Element data from apps and pages:

■ ■ ■ ■ ■ ■ ■

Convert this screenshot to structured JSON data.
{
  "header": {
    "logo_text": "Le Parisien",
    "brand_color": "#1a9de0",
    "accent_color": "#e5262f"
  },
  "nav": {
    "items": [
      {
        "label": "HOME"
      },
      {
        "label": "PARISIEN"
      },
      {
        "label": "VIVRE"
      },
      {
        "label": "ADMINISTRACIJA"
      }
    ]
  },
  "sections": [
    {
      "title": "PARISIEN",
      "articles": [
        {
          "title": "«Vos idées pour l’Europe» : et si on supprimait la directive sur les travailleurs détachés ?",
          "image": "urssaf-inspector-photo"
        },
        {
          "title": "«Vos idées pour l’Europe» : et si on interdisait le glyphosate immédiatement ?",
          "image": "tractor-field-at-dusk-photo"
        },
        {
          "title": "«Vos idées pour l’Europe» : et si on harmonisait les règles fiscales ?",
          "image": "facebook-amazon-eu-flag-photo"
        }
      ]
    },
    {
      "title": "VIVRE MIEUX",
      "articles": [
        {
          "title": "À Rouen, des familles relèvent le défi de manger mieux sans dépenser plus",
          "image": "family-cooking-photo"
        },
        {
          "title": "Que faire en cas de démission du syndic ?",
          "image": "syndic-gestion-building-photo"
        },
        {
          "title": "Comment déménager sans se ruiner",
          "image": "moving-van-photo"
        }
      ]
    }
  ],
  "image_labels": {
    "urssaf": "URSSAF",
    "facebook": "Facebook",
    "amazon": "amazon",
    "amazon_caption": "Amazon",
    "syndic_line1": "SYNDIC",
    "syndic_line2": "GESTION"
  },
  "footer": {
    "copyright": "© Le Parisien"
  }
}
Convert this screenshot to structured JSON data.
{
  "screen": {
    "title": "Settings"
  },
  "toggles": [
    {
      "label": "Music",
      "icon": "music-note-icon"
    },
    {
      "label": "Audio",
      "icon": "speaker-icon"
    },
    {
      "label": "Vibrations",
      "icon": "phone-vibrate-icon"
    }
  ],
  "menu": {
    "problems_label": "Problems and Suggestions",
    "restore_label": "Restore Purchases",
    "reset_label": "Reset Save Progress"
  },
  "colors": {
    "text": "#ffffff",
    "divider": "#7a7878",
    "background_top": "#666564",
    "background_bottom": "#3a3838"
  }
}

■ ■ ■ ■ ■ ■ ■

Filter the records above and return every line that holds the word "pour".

          "title": "«Vos idées pour l’Europe» : et si on supprimait la directive sur les travailleurs détachés ?",
          "title": "«Vos idées pour l’Europe» : et si on interdisait le glyphosate immédiatement ?",
          "title": "«Vos idées pour l’Europe» : et si on harmonisait les règles fiscales ?",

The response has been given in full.